Provided data:
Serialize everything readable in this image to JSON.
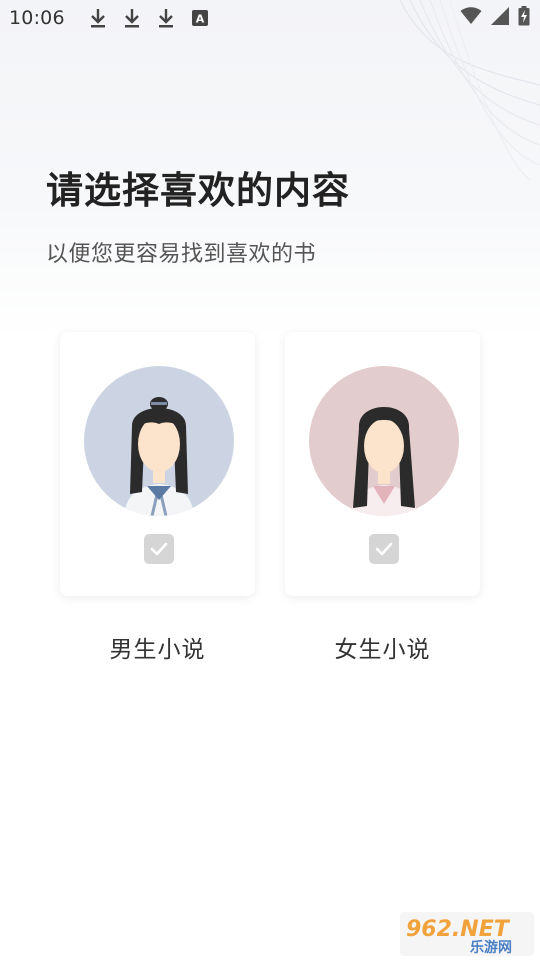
{
  "status_bar": {
    "time": "10:06",
    "icons": [
      "download-icon",
      "download-icon",
      "download-icon",
      "font-a-icon",
      "wifi-icon",
      "signal-icon",
      "battery-charging-icon"
    ],
    "badge_letter": "A"
  },
  "header": {
    "title": "请选择喜欢的内容",
    "subtitle": "以便您更容易找到喜欢的书"
  },
  "options": [
    {
      "id": "male",
      "label": "男生小说",
      "avatar_bg": "#ccd3e2",
      "selected": false
    },
    {
      "id": "female",
      "label": "女生小说",
      "avatar_bg": "#e3cccd",
      "selected": false
    }
  ],
  "colors": {
    "check_bg": "#d5d5d5",
    "title": "#222222",
    "subtitle": "#555555"
  },
  "watermark": {
    "main": "962.NET",
    "sub": "乐游网"
  }
}
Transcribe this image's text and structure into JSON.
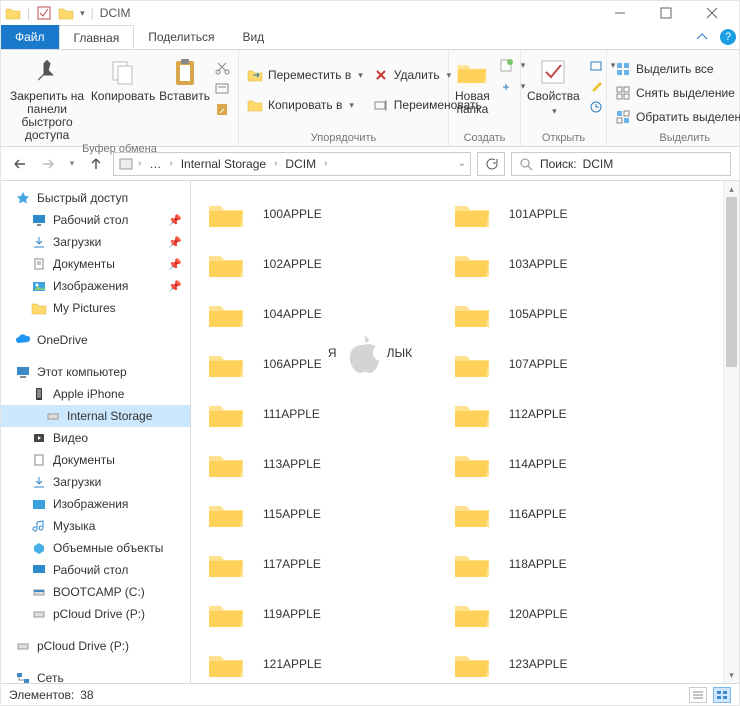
{
  "titlebar": {
    "title": "DCIM"
  },
  "ribbon_tabs": {
    "file": "Файл",
    "home": "Главная",
    "share": "Поделиться",
    "view": "Вид"
  },
  "ribbon": {
    "clipboard": {
      "pin": "Закрепить на панели быстрого доступа",
      "copy": "Копировать",
      "paste": "Вставить",
      "label": "Буфер обмена"
    },
    "organize": {
      "move_to": "Переместить в",
      "copy_to": "Копировать в",
      "delete": "Удалить",
      "rename": "Переименовать",
      "label": "Упорядочить"
    },
    "new": {
      "new_folder": "Новая папка",
      "label": "Создать"
    },
    "open": {
      "properties": "Свойства",
      "label": "Открыть"
    },
    "select": {
      "select_all": "Выделить все",
      "select_none": "Снять выделение",
      "invert": "Обратить выделение",
      "label": "Выделить"
    }
  },
  "nav": {
    "crumbs": [
      "Internal Storage",
      "DCIM"
    ],
    "search_prefix": "Поиск:",
    "search_target": "DCIM"
  },
  "tree": {
    "quick_access": "Быстрый доступ",
    "desktop": "Рабочий стол",
    "downloads": "Загрузки",
    "documents": "Документы",
    "pictures": "Изображения",
    "mypictures": "My Pictures",
    "onedrive": "OneDrive",
    "this_pc": "Этот компьютер",
    "iphone": "Apple iPhone",
    "internal": "Internal Storage",
    "video": "Видео",
    "documents2": "Документы",
    "downloads2": "Загрузки",
    "pictures2": "Изображения",
    "music": "Музыка",
    "objects3d": "Объемные объекты",
    "desktop2": "Рабочий стол",
    "bootcamp": "BOOTCAMP (C:)",
    "pcloud": "pCloud Drive (P:)",
    "pcloud2": "pCloud Drive (P:)",
    "network": "Сеть"
  },
  "folders_left": [
    "100APPLE",
    "102APPLE",
    "104APPLE",
    "106APPLE",
    "111APPLE",
    "113APPLE",
    "115APPLE",
    "117APPLE",
    "119APPLE",
    "121APPLE"
  ],
  "folders_right": [
    "101APPLE",
    "103APPLE",
    "105APPLE",
    "107APPLE",
    "112APPLE",
    "114APPLE",
    "116APPLE",
    "118APPLE",
    "120APPLE",
    "123APPLE"
  ],
  "status": {
    "items_label": "Элементов:",
    "items_count": "38"
  },
  "watermark": {
    "left": "Я",
    "right": "ЛЫК"
  }
}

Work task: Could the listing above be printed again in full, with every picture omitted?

Answer box:
Serialize everything readable in this image to JSON.
{
  "status_bar": {
    "time": "10:06",
    "icons": [
      "download-icon",
      "download-icon",
      "download-icon",
      "font-a-icon",
      "wifi-icon",
      "signal-icon",
      "battery-charging-icon"
    ],
    "badge_letter": "A"
  },
  "header": {
    "title": "请选择喜欢的内容",
    "subtitle": "以便您更容易找到喜欢的书"
  },
  "options": [
    {
      "id": "male",
      "label": "男生小说",
      "avatar_bg": "#ccd3e2",
      "selected": false
    },
    {
      "id": "female",
      "label": "女生小说",
      "avatar_bg": "#e3cccd",
      "selected": false
    }
  ],
  "colors": {
    "check_bg": "#d5d5d5",
    "title": "#222222",
    "subtitle": "#555555"
  },
  "watermark": {
    "main": "962.NET",
    "sub": "乐游网"
  }
}
Transcribe this image's text and structure into JSON.
{
  "titlebar": {
    "title": "DCIM"
  },
  "ribbon_tabs": {
    "file": "Файл",
    "home": "Главная",
    "share": "Поделиться",
    "view": "Вид"
  },
  "ribbon": {
    "clipboard": {
      "pin": "Закрепить на панели быстрого доступа",
      "copy": "Копировать",
      "paste": "Вставить",
      "label": "Буфер обмена"
    },
    "organize": {
      "move_to": "Переместить в",
      "copy_to": "Копировать в",
      "delete": "Удалить",
      "rename": "Переименовать",
      "label": "Упорядочить"
    },
    "new": {
      "new_folder": "Новая папка",
      "label": "Создать"
    },
    "open": {
      "properties": "Свойства",
      "label": "Открыть"
    },
    "select": {
      "select_all": "Выделить все",
      "select_none": "Снять выделение",
      "invert": "Обратить выделение",
      "label": "Выделить"
    }
  },
  "nav": {
    "crumbs": [
      "Internal Storage",
      "DCIM"
    ],
    "search_prefix": "Поиск:",
    "search_target": "DCIM"
  },
  "tree": {
    "quick_access": "Быстрый доступ",
    "desktop": "Рабочий стол",
    "downloads": "Загрузки",
    "documents": "Документы",
    "pictures": "Изображения",
    "mypictures": "My Pictures",
    "onedrive": "OneDrive",
    "this_pc": "Этот компьютер",
    "iphone": "Apple iPhone",
    "internal": "Internal Storage",
    "video": "Видео",
    "documents2": "Документы",
    "downloads2": "Загрузки",
    "pictures2": "Изображения",
    "music": "Музыка",
    "objects3d": "Объемные объекты",
    "desktop2": "Рабочий стол",
    "bootcamp": "BOOTCAMP (C:)",
    "pcloud": "pCloud Drive (P:)",
    "pcloud2": "pCloud Drive (P:)",
    "network": "Сеть"
  },
  "folders_left": [
    "100APPLE",
    "102APPLE",
    "104APPLE",
    "106APPLE",
    "111APPLE",
    "113APPLE",
    "115APPLE",
    "117APPLE",
    "119APPLE",
    "121APPLE"
  ],
  "folders_right": [
    "101APPLE",
    "103APPLE",
    "105APPLE",
    "107APPLE",
    "112APPLE",
    "114APPLE",
    "116APPLE",
    "118APPLE",
    "120APPLE",
    "123APPLE"
  ],
  "status": {
    "items_label": "Элементов:",
    "items_count": "38"
  },
  "watermark": {
    "left": "Я",
    "right": "ЛЫК"
  }
}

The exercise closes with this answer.